What is the output?
The presentation of the results of a heuristic evaluation can assume various forms. It could be a formal report with design recommendations, a meeting with the client, or simply a list of usability issues. The usability issues will typically be discussed in order of severity. Screenshots and other visuals may be used to highlight the specific issues and demonstrate how certain fixes would align the design with best practices for usability.
What is it?
Expert reviews are often viewed as being synonymous with heuristic evaluations, although they differ on one important point. The process of conducting an expert review is much less formal than the systematic examination of an interface against established usability heuristics. As the name implies, expert reviews are performed by usability experts or human factors specialists, who are assumed to have already learned and internalized important design guidelines and usability heuristics as part of their training and extensive domain experience.
Unlike usability testing, which typically involves having users complete a small set of representative tasks, the usability expert is able to inspect more of the interface without any limitations to their exposure. Therefore, they are able to uncover a greater number of potential issues. However, the usability expert must still assume the role of a typical user as they themselves walk through the interface. Given their domain expertise and knowledge of best practices, usability experts are able to appreciate the potential contexts of use, the users’ needs, and their goals when performing certain tasks within the system.
How to do it?
The actual process of conducting an expert review is very similar to that of
a heuristic evaluation. However, evaluators do not use a pre-determined list of guidelines when detecting usability issues, their determined severity, and the associated design recommendations. Although not necessary, it is recommended that more than one usability expert conduct the review, as each evaluator is only able to uncover a portion of the usability issues and may each have different skill sets that better enables them to discover certain issues. For example, some researchers specialize in visual design while others are in the tactile or auditory domain.
The steps involved in conducting an expert review typically include:
What is the output?

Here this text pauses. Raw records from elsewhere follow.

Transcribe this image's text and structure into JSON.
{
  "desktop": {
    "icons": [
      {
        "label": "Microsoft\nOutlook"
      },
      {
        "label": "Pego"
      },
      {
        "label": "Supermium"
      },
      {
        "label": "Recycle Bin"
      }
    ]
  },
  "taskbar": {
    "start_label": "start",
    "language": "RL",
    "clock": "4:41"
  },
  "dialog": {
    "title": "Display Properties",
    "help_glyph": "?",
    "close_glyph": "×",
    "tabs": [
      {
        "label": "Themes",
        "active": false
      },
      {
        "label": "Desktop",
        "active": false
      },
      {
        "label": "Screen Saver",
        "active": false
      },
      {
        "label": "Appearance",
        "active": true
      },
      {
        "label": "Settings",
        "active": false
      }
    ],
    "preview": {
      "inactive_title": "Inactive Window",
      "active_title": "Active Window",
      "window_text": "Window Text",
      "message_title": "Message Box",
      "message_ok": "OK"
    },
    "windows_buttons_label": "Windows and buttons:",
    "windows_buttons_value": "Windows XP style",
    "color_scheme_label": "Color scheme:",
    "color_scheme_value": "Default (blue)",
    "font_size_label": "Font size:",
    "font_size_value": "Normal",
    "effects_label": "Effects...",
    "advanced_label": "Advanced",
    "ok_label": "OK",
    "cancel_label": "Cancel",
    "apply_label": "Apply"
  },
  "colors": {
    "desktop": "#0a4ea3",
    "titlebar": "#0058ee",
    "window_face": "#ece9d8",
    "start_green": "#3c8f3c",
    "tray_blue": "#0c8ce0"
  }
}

The findings from the evaluation and the associated design recommendations are often summarized in a final report or a presentation to the client and stakeholders. Reports might include screenshots of the interface with corresponding call-outs or video clips showing specific interactions in order to exemplify the consequences of the current design, and the suggested design fixes.
When determining which research strategy to use for detecting usability ‘bugs’ in your design, remember that heuristic (or expert) reviews and usability testing are complementary, but not interchangeable methods. Heuristic and expert reviews will often detect a different type of usability issue than those emphasized in usability studies with real end users. For example, heuristic evaluations will uncover “known” issues across a swath of interfaces, while usability testing reveals product-specific considerations. Similarly, it is important to remember that expert reviews only highlight how usable or unusable a system could be, rather than how usable it actually is in the hands of real users.
Jake Ellis is a User Experience Researcher with a background in Human Factors Psychology. At Human Interfaces, he and an expert team of UX professionals work with clients from a variety of industries to develop custom research solutions for any UX challenge. If you need help from a full-service UX research consultancy for a study, recruitment, or facility rental, visit our website, send us an email, or connect with us through LinkedIn.